The town is fortunate in having live and up-to-date civic bodies and other organizations who are doing a commendable work.


The story of Deloraine and the district round about ties in with the history of Southwestern Manitoba. Deloraine, as it was then located, was the jumping-off place for the settler, who felt that this was his destination ... here was the objective: the rolling land, with good soil, plenty of water and firewood in the foothill reaches of the Turtle Mountains, was all that was needed to round out a pleasant place to venture into the business of farming and stock­ raising. The area supplied all that was required. The building of homes was after the fashion of early settlers in many other newly inhabited areas: log shacks, with sod roofs, were the make-shift until better times and easier means of transportation provided the settler with better building materials.

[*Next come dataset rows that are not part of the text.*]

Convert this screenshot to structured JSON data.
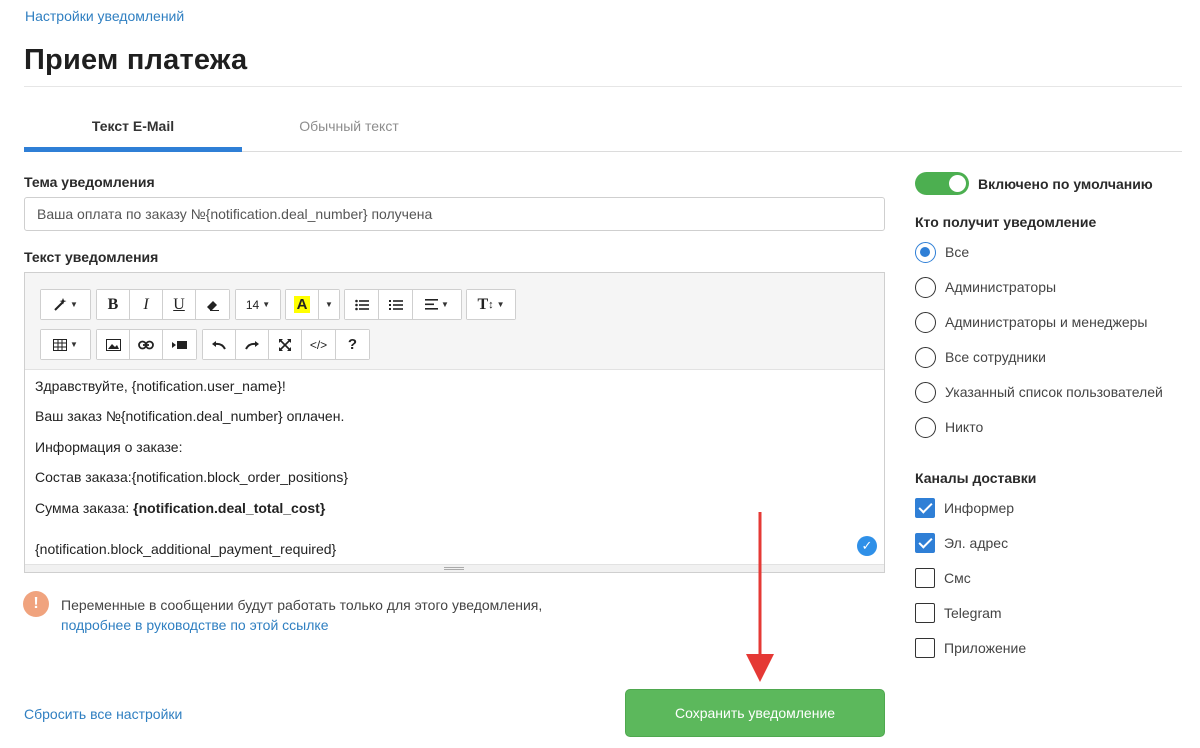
{
  "breadcrumb": "Настройки уведомлений",
  "page_title": "Прием платежа",
  "tabs": [
    {
      "label": "Текст E-Mail",
      "active": true
    },
    {
      "label": "Обычный текст",
      "active": false
    }
  ],
  "subject": {
    "label": "Тема уведомления",
    "value": "Ваша оплата по заказу №{notification.deal_number} получена"
  },
  "body": {
    "label": "Текст уведомления",
    "toolbar": {
      "font_size": "14",
      "bold": "B",
      "italic": "I",
      "underline": "U",
      "highlight": "A",
      "text_style": "T",
      "code": "</>",
      "help": "?"
    },
    "lines": [
      "Здравствуйте, {notification.user_name}!",
      "Ваш заказ №{notification.deal_number} оплачен.",
      "Информация о заказе:",
      "Состав заказа:{notification.block_order_positions}"
    ],
    "total_prefix": "Сумма заказа: ",
    "total_value": "{notification.deal_total_cost}",
    "additional": "{notification.block_additional_payment_required}"
  },
  "notice": {
    "icon": "!",
    "text": "Переменные в сообщении будут работать только для этого уведомления,",
    "link": "подробнее в руководстве по этой ссылке"
  },
  "reset_label": "Сбросить все настройки",
  "save_label": "Сохранить уведомление",
  "default_toggle": {
    "label": "Включено по умолчанию",
    "on": true
  },
  "recipients": {
    "title": "Кто получит уведомление",
    "options": [
      {
        "label": "Все",
        "checked": true
      },
      {
        "label": "Администраторы",
        "checked": false
      },
      {
        "label": "Администраторы и менеджеры",
        "checked": false
      },
      {
        "label": "Все сотрудники",
        "checked": false
      },
      {
        "label": "Указанный список пользователей",
        "checked": false
      },
      {
        "label": "Никто",
        "checked": false
      }
    ]
  },
  "channels": {
    "title": "Каналы доставки",
    "options": [
      {
        "label": "Информер",
        "checked": true
      },
      {
        "label": "Эл. адрес",
        "checked": true
      },
      {
        "label": "Смс",
        "checked": false
      },
      {
        "label": "Telegram",
        "checked": false
      },
      {
        "label": "Приложение",
        "checked": false
      }
    ]
  },
  "colors": {
    "accent": "#2f7fd6",
    "save_green": "#5cb85c",
    "toggle_green": "#4caf50",
    "annotation_arrow": "#e53935"
  }
}
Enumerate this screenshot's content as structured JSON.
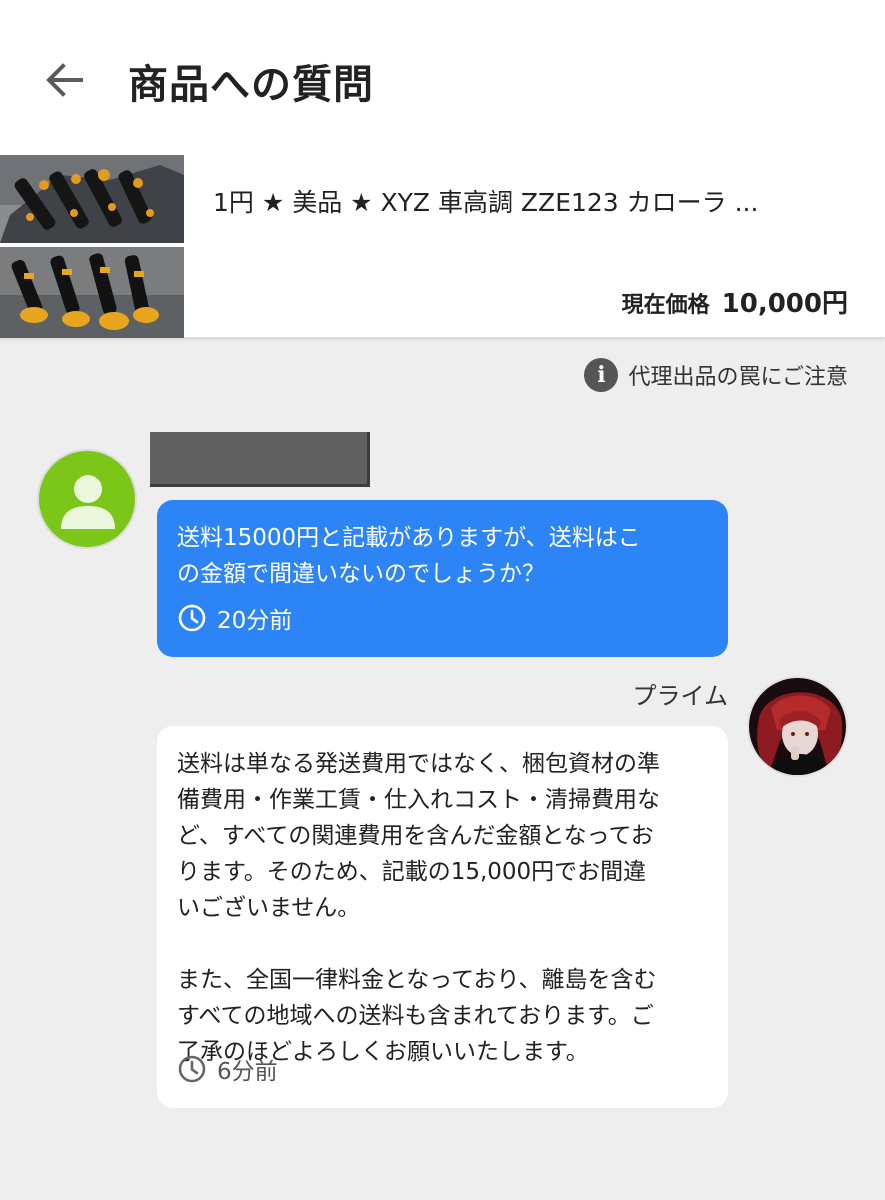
{
  "header": {
    "title": "商品への質問"
  },
  "product": {
    "title": "1円 ★ 美品 ★ XYZ 車高調 ZZE123 カローラ ...",
    "price_label": "現在価格",
    "price_value": "10,000円"
  },
  "notice": {
    "text": "代理出品の罠にご注意"
  },
  "question": {
    "text": "送料15000円と記載がありますが、送料はこ\nの金額で間違いないのでしょうか？",
    "time": "20分前"
  },
  "answer": {
    "seller_name": "プライム",
    "text": "送料は単なる発送費用ではなく、梱包資材の準\n備費用・作業工賃・仕入れコスト・清掃費用な\nど、すべての関連費用を含んだ金額となってお\nります。そのため、記載の15,000円でお間違\nいございません。\n\nまた、全国一律料金となっており、離島を含む\nすべての地域への送料も含まれております。ご\n了承のほどよろしくお願いいたします。",
    "time": "6分前"
  },
  "colors": {
    "question_bubble": "#2d84f5",
    "answer_bubble": "#ffffff",
    "background": "#eeeeee",
    "avatar_generic": "#7cc619"
  },
  "icons": {
    "back": "arrow-left-icon",
    "info": "info-icon",
    "clock": "clock-icon",
    "avatar_placeholder": "person-icon"
  }
}
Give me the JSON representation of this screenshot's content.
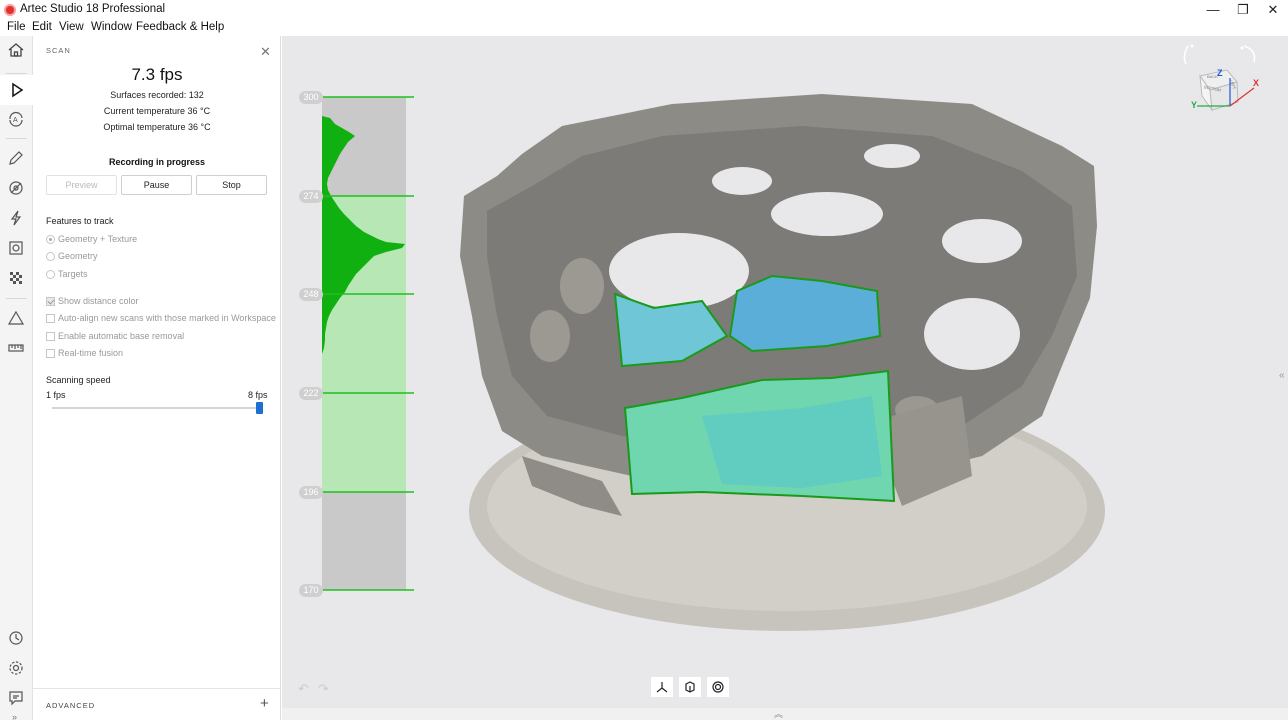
{
  "window": {
    "title": "Artec Studio 18 Professional",
    "minimize": "—",
    "restore": "❐",
    "close": "✕"
  },
  "menu": [
    "File",
    "Edit",
    "View",
    "Window",
    "Feedback & Help"
  ],
  "toolbar": {
    "tools": [
      "home-icon",
      "scan-play-icon",
      "autopilot-icon",
      "edit-pencil-icon",
      "tools-icon",
      "fusion-bolt-icon",
      "texture-icon",
      "checker-icon",
      "measure-triangle-icon",
      "ruler-icon"
    ],
    "bottom_tools": [
      "history-icon",
      "settings-gear-icon",
      "chat-feedback-icon"
    ]
  },
  "scan_panel": {
    "title": "SCAN",
    "fps": "7.3 fps",
    "surfaces_recorded": "Surfaces recorded: 132",
    "current_temperature": "Current temperature 36 °C",
    "optimal_temperature": "Optimal temperature 36 °C",
    "recording_status": "Recording in progress",
    "buttons": {
      "preview": "Preview",
      "pause": "Pause",
      "stop": "Stop"
    },
    "features_heading": "Features to track",
    "features": [
      {
        "label": "Geometry + Texture",
        "selected": true
      },
      {
        "label": "Geometry",
        "selected": false
      },
      {
        "label": "Targets",
        "selected": false
      }
    ],
    "options": [
      {
        "label": "Show distance color",
        "checked": true
      },
      {
        "label": "Auto-align new scans with those marked in Workspace",
        "checked": false
      },
      {
        "label": "Enable automatic base removal",
        "checked": false
      },
      {
        "label": "Real-time fusion",
        "checked": false
      }
    ],
    "speed_heading": "Scanning speed",
    "speed_min": "1 fps",
    "speed_max": "8 fps",
    "speed_value_fraction": 1.0,
    "advanced_label": "ADVANCED"
  },
  "viewport": {
    "distance_ticks": [
      "300",
      "274",
      "248",
      "222",
      "196",
      "170"
    ],
    "axis_labels": {
      "x": "X",
      "y": "Y",
      "z": "Z"
    },
    "view_cube_labels": {
      "back": "BACK",
      "bottom": "BOTTOM",
      "left": "LEFT"
    },
    "bottom_buttons": [
      "transform-icon",
      "object-mode-icon",
      "target-icon"
    ],
    "colors": {
      "range_band": "#b6e7b4",
      "histogram": "#11b011",
      "tick_line": "#1fbf1f",
      "scan_outline": "#1a9a1a"
    }
  }
}
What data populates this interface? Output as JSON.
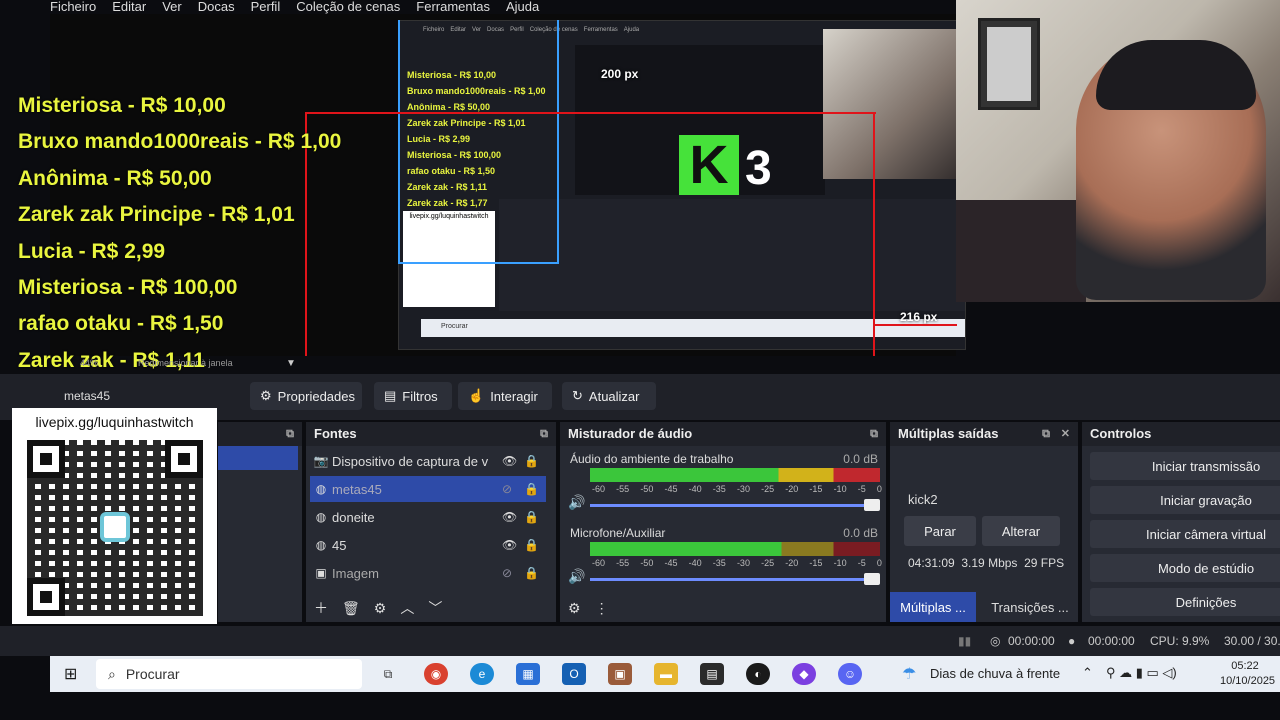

Roads also came later, schools and churches followed the homesteaders.

The desire for the accustomed combination of wood, land and water resulted in settlement appearing first in the semi-wooded ravines north of the Turtle Mountains and in the wooded parts of the Souris River Valley. The plain beneath them remained unoccupied for almost another two years, and it was comparatively sparsely settled for another fifteen years.

Oliver and Herb Smith are said to have been the first two settlers to have constructed a dwelling-place on the land sloping from the Turtle Mountains to Whitewater Lake. They had been employed with a survey party working in the district and in 1879 they constructed a shanty on the S.E. quarter of 17-2-22, not far from the Boundary Commission Trail. They lived in this home during the winter of 1879-80, but in the Spring they went away, returning later to work in a sawmill on the Mountain.

"The first settlers," says Norman Wright, M.A., in his book, "In View of the Turtle Hill," "to reach the Turtle Mountain district